“A mind that is stretched by a new experience can never go back to its old dimensions.” – Oliver Wendell Holmes, Jr.
We had been traveling for hours and the dense Congo forest stretched out across the horizon as far as the eye could see. This was my first trip to Africa, and upon landing on a strip of grass in the Ubangi region in northwest Democratic Republic of the Congo, my fellow travelers and I were in for a welcome we won’t soon forget.
We were greeted by what seemed like the entire town. It was an overwhelming feeling as the kids were jumping up and down, waving, while a receiving line formed for us. Each traveler shook hands with various pastors and leaders in the region giving the local greeting, Mbote. The president of the church led the gathering in a song and prayer.
This welcome set the tone for the week—what we would learn and experience, and the ways we would be stretched and changed by the people in the DR Congo.
“The real voyage of discovery consists of not in seeking new landscapes, but in having new eyes.” – Marcel Proust
In my work as a Director of Philanthropy, I often find myself sitting in my home in Chicago imagining the difficulties that our clients face. I often make assumptions based on other travel, past experiences, or what I hear from my colleagues and our partners. It wasn’t until I went on the 2-hour road trip as our driver navigated through deep sandy roads, holes and difficult terrain, that I came face to face with the complexities and the challenges our farming clients battle day in and day out. The realities of their circumstances challenged my assumptions.
Our clients are resourceful
One of Opportunity’s clients, Mama Jemima, was hired to be our caterer for the week. She cooked and traveled with us throughout our trip, preparing banana chips, freshly roasted peanuts, sliced mango, lasagna, pizza, and homemade banana bread, just to name a few. Now picture this—she did all that with nothing more than a small fire on the ground. There isn’t a doubt in my mind that Mama Jemima could rival any top restaurant chef in the U.S.
Our clients are hardworking
It was 90+ degrees out, the sun was blazing and the group and I were on one of our excursions meeting clients. We watched in awe as a client walked back and forth from a stream near his small plot of land to water his crops. Trip after trip, he would take his two watering cans and carefully water each strip of seedlings.
Across our Agriculture Finance programs, Opportunity is innovating our training and irrigation systems to include climate-smart practices. For smallholder farmers, being able to sustain or even increase productivity in the face of mounting climate change is imperative—an incremental increase would significantly improve local food security as we work to address hunger and poverty in rural Africa.

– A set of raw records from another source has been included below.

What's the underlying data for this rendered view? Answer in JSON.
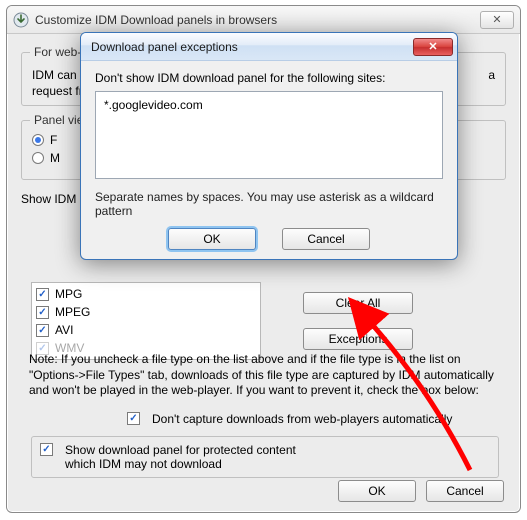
{
  "parent": {
    "title": "Customize IDM Download panels in browsers",
    "close_glyph": "✕",
    "group_webp": "For web-p",
    "desc_line1": "IDM can",
    "desc_line2": "request fr",
    "desc_suffix_a": "a",
    "group_panelview": "Panel vie",
    "radio_f": "F",
    "radio_m": "M",
    "show_idm": "Show IDM",
    "files": {
      "mpg": "MPG",
      "mpeg": "MPEG",
      "avi": "AVI",
      "wmv": "WMV"
    },
    "buttons": {
      "clear_all": "Clear All",
      "exceptions": "Exceptions"
    },
    "note": "Note: If you uncheck a file type on the list above and if the file type is in the list on \"Options->File Types\" tab, downloads of this file type are captured by IDM automatically and won't be played in the web-player. If you want to prevent it, check the box below:",
    "dontcapture": "Don't capture downloads from web-players automatically",
    "showprot_line1": "Show download panel for protected content",
    "showprot_line2": "which IDM may not download",
    "ok": "OK",
    "cancel": "Cancel"
  },
  "modal": {
    "title": "Download panel exceptions",
    "close_glyph": "✕",
    "label": "Don't show IDM download panel for the following sites:",
    "textarea_value": "*.googlevideo.com",
    "help": "Separate names by spaces. You may use asterisk as a wildcard pattern",
    "ok": "OK",
    "cancel": "Cancel"
  }
}
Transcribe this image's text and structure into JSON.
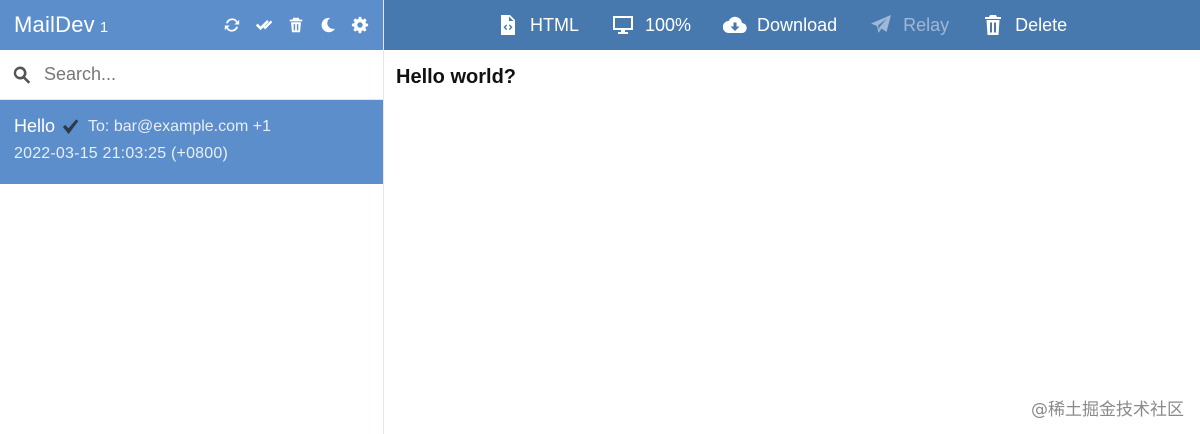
{
  "sidebar": {
    "brand": "MailDev",
    "count": "1",
    "tools": [
      {
        "name": "refresh-icon"
      },
      {
        "name": "mark-all-read-icon"
      },
      {
        "name": "trash-icon"
      },
      {
        "name": "moon-icon"
      },
      {
        "name": "gear-icon"
      }
    ],
    "search": {
      "placeholder": "Search...",
      "value": ""
    },
    "emails": [
      {
        "subject": "Hello",
        "to": "To: bar@example.com +1",
        "date": "2022-03-15 21:03:25 (+0800)"
      }
    ]
  },
  "toolbar": {
    "html_label": "HTML",
    "zoom_label": "100%",
    "download_label": "Download",
    "relay_label": "Relay",
    "delete_label": "Delete"
  },
  "content": {
    "body": "Hello world?"
  },
  "watermark": "@稀土掘金技术社区",
  "colors": {
    "sidebar_header": "#5b8ecb",
    "toolbar": "#4779ae",
    "selected_item": "#5b8ecb",
    "disabled_text": "#9fb8d6"
  }
}
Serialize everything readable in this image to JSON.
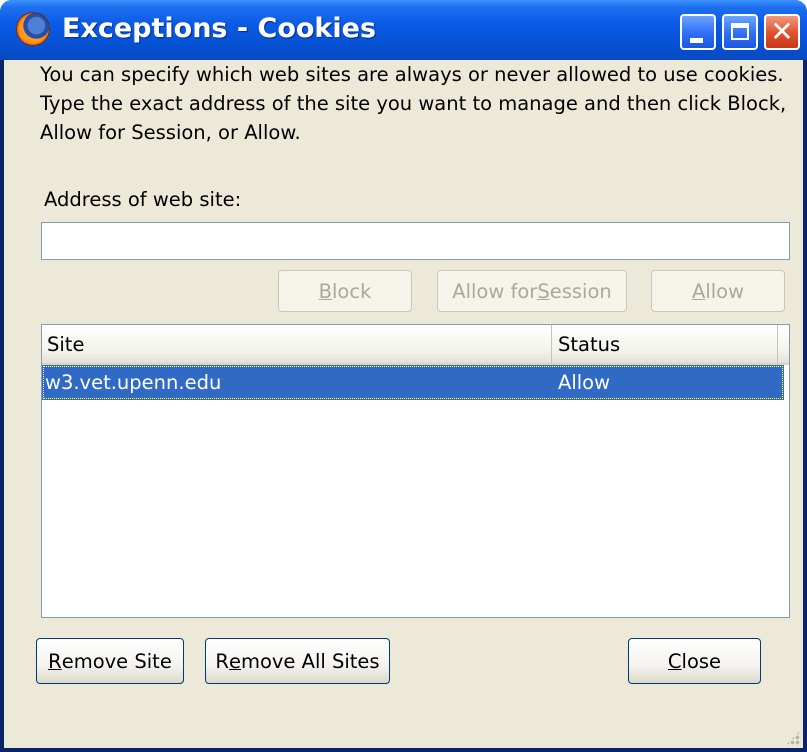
{
  "window": {
    "title": "Exceptions - Cookies",
    "icon": "firefox-icon"
  },
  "intro": {
    "line1": "You can specify which web sites are always or never allowed to use cookies.",
    "line2": "Type the exact address of the site you want to manage and then click Block,",
    "line3": "Allow for Session, or Allow."
  },
  "address": {
    "label": "Address of web site:",
    "value": "",
    "placeholder": ""
  },
  "buttons": {
    "block": {
      "pre": "",
      "key": "B",
      "post": "lock"
    },
    "allow_session": {
      "pre": "Allow for ",
      "key": "S",
      "post": "ession"
    },
    "allow": {
      "pre": "",
      "key": "A",
      "post": "llow"
    },
    "remove_site": {
      "pre": "",
      "key": "R",
      "post": "emove Site"
    },
    "remove_all": {
      "pre": "R",
      "key": "e",
      "post": "move All Sites"
    },
    "close": {
      "pre": "",
      "key": "C",
      "post": "lose"
    }
  },
  "table": {
    "columns": [
      "Site",
      "Status"
    ],
    "rows": [
      {
        "site": "w3.vet.upenn.edu",
        "status": "Allow",
        "selected": true
      }
    ]
  },
  "colors": {
    "selection": "#316ac5",
    "titlebar": "#0653d6",
    "dialog_bg": "#ece9d8"
  }
}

Our clients embrace new technologies
3 out 4 people living in the DR Congo live under $1.90 or less per day. The majority do not have electricity nor running water. And yet, you would see some homes with portable solar panels sitting outside in the sun so they could charge their electronic devices.
The use of cell phones is essential for our clients that will serve as Farmer Support Agents—using them to share training videos on farming and business best practices with other farmers in the community. The availability of these new technologies means that Opportunity International can reach more people, especially those in the most remote areas, with financial services, training and support.
“I alone cannot change the world, but I can cast a stone across the waters to create many ripples.” – Mother Teresa
Just as one Farmer Support Agent will create a ripple effect of change in their community, and each diligently poured drop of water will lead to a good harvest, we too have an opportunity to bring about meaningful impact. By providing access to financial services, training and support, each Opportunity client can hope for a bright future, transforming not only their life but those of their children and their community.